[Start of Attachment]
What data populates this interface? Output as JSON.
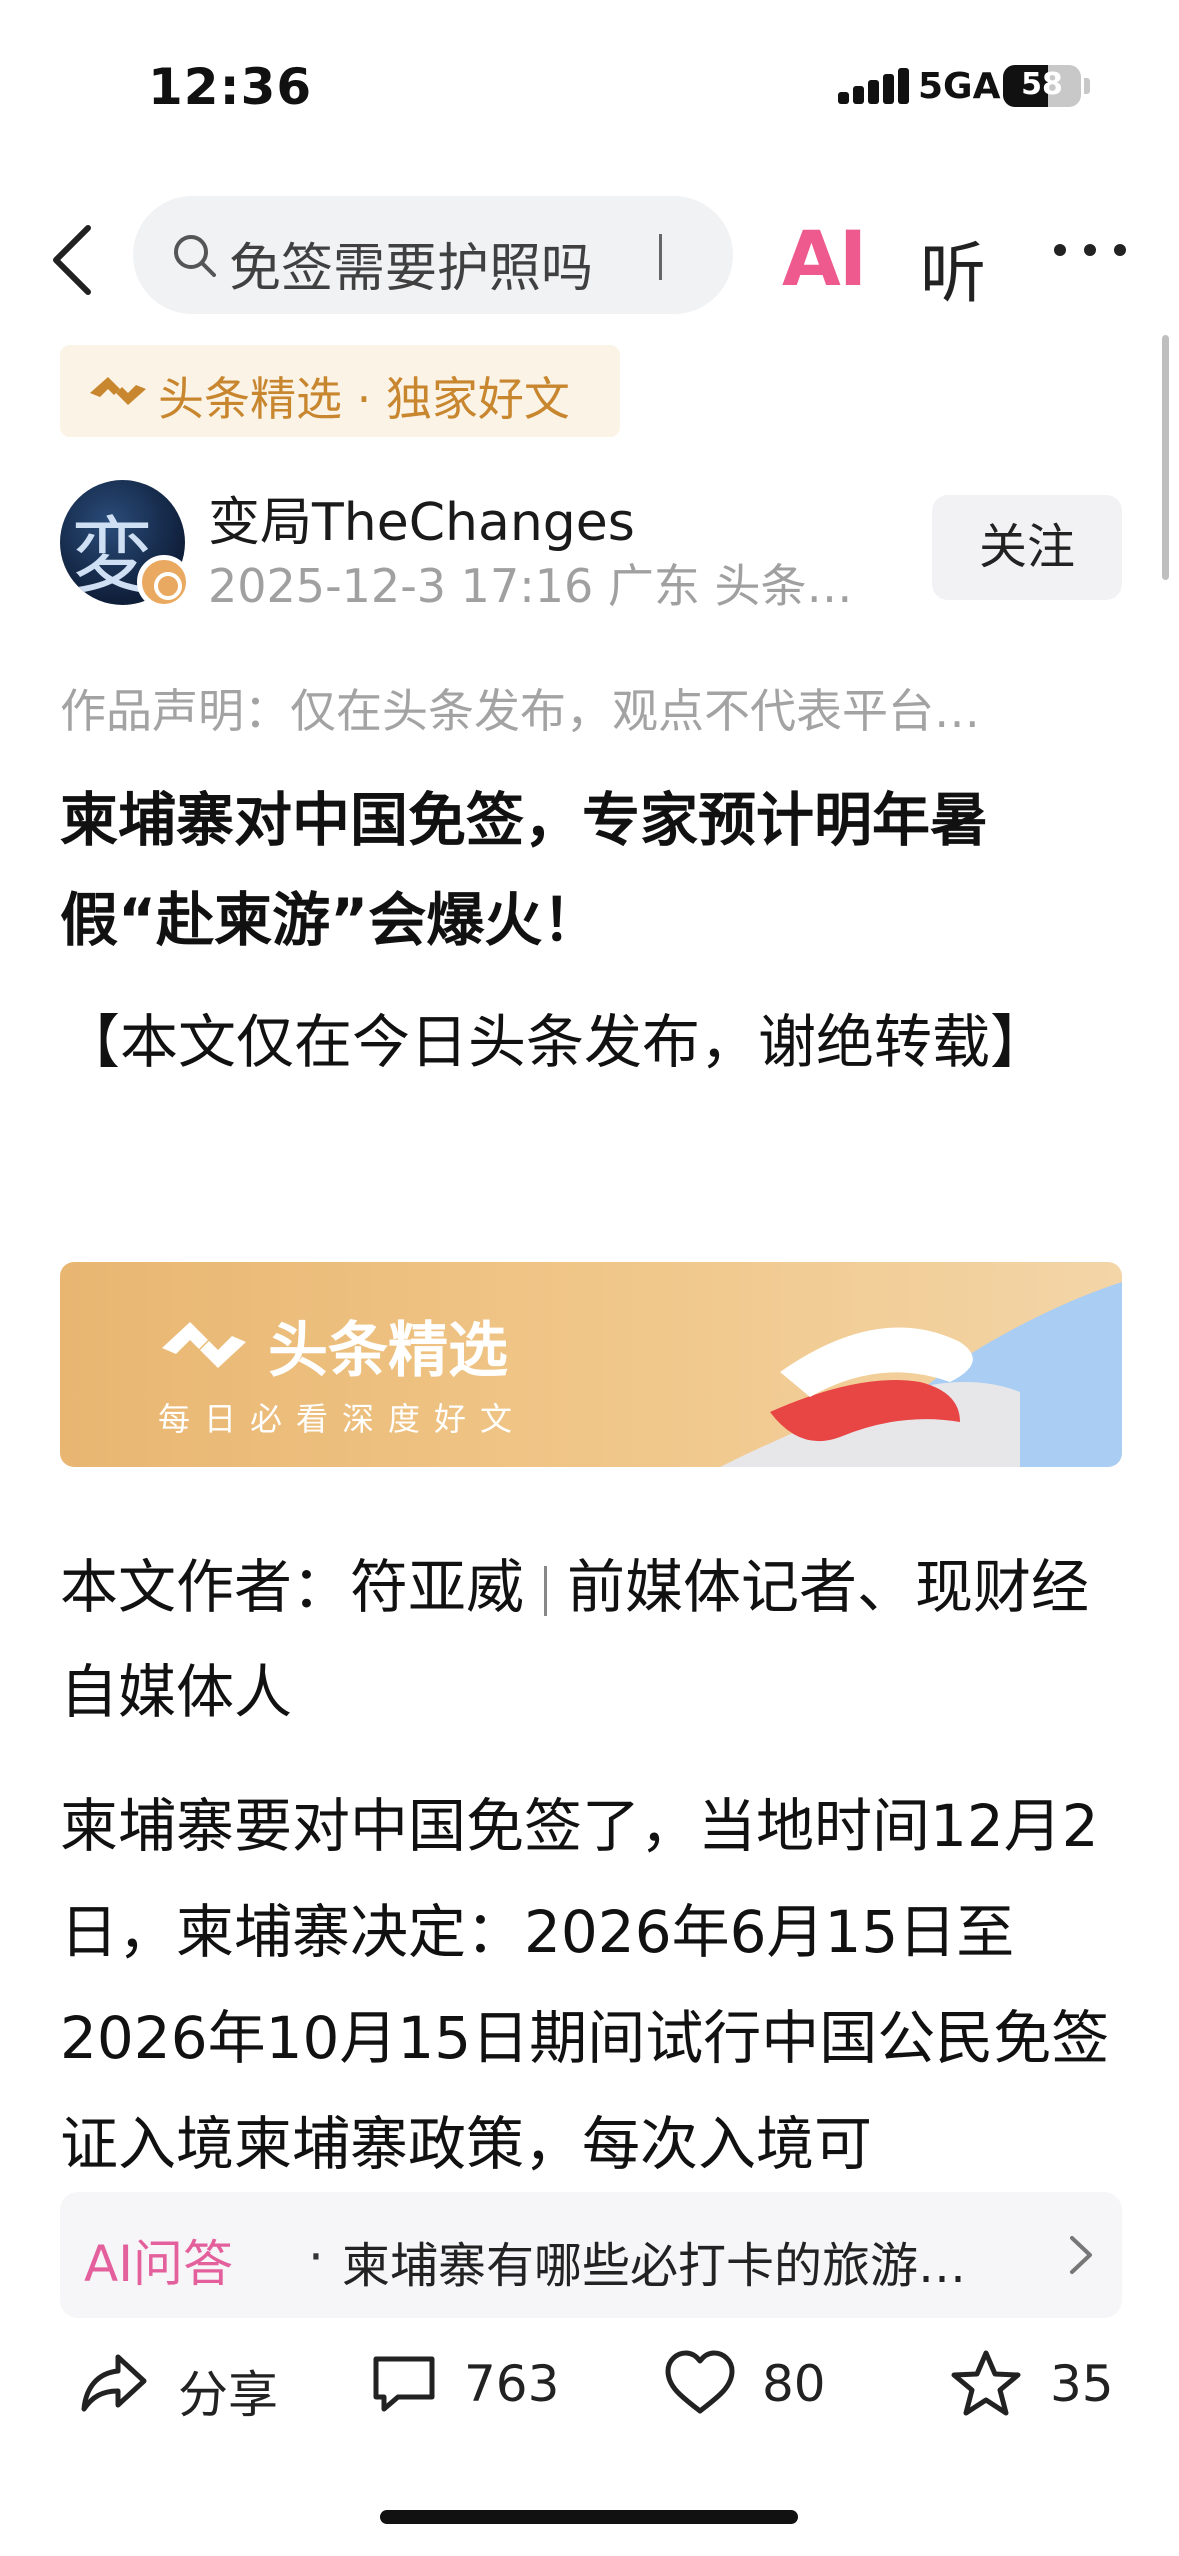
{
  "status_bar": {
    "time": "12:36",
    "network": "5GA",
    "battery": "58",
    "battery_level": 0.58
  },
  "nav": {
    "search_text": "免签需要护照吗",
    "ai_label": "AI",
    "listen_label": "听"
  },
  "badge": {
    "text": "头条精选 · 独家好文"
  },
  "author": {
    "avatar_glyph": "変",
    "name": "变局TheChanges",
    "meta": "2025-12-3 17:16 广东 头条…",
    "follow_label": "关注"
  },
  "statement": "作品声明：仅在头条发布，观点不代表平台…",
  "article": {
    "title": "柬埔寨对中国免签，专家预计明年暑假“赴柬游”会爆火！",
    "notice": "【本文仅在今日头条发布，谢绝转载】",
    "banner_title": "头条精选",
    "banner_subtitle": "每日必看深度好文",
    "author_line_a": "本文作者：符亚威",
    "author_line_b": "前媒体记者、现财经自媒体人",
    "body": "柬埔寨要对中国免签了，当地时间12月2日，柬埔寨决定：2026年6月15日至2026年10月15日期间试行中国公民免签证入境柬埔寨政策，每次入境可"
  },
  "ai_qa": {
    "label": "AI问答",
    "dot": "·",
    "question": "柬埔寨有哪些必打卡的旅游…"
  },
  "toolbar": {
    "share_label": "分享",
    "comment_count": "763",
    "like_count": "80",
    "favorite_count": "35"
  },
  "colors": {
    "accent_pink": "#ee5a8e",
    "badge_gold": "#c8862f",
    "banner_gold": "#e8b671"
  }
}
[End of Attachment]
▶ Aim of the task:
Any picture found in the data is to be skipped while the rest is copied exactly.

▶ Exercise answer:
What data populates this interface? Output as JSON.
{
  "status_bar": {
    "time": "12:36",
    "network": "5GA",
    "battery": "58",
    "battery_level": 0.58
  },
  "nav": {
    "search_text": "免签需要护照吗",
    "ai_label": "AI",
    "listen_label": "听"
  },
  "badge": {
    "text": "头条精选 · 独家好文"
  },
  "author": {
    "avatar_glyph": "変",
    "name": "变局TheChanges",
    "meta": "2025-12-3 17:16 广东 头条…",
    "follow_label": "关注"
  },
  "statement": "作品声明：仅在头条发布，观点不代表平台…",
  "article": {
    "title": "柬埔寨对中国免签，专家预计明年暑假“赴柬游”会爆火！",
    "notice": "【本文仅在今日头条发布，谢绝转载】",
    "banner_title": "头条精选",
    "banner_subtitle": "每日必看深度好文",
    "author_line_a": "本文作者：符亚威",
    "author_line_b": "前媒体记者、现财经自媒体人",
    "body": "柬埔寨要对中国免签了，当地时间12月2日，柬埔寨决定：2026年6月15日至2026年10月15日期间试行中国公民免签证入境柬埔寨政策，每次入境可"
  },
  "ai_qa": {
    "label": "AI问答",
    "dot": "·",
    "question": "柬埔寨有哪些必打卡的旅游…"
  },
  "toolbar": {
    "share_label": "分享",
    "comment_count": "763",
    "like_count": "80",
    "favorite_count": "35"
  },
  "colors": {
    "accent_pink": "#ee5a8e",
    "badge_gold": "#c8862f",
    "banner_gold": "#e8b671"
  }
}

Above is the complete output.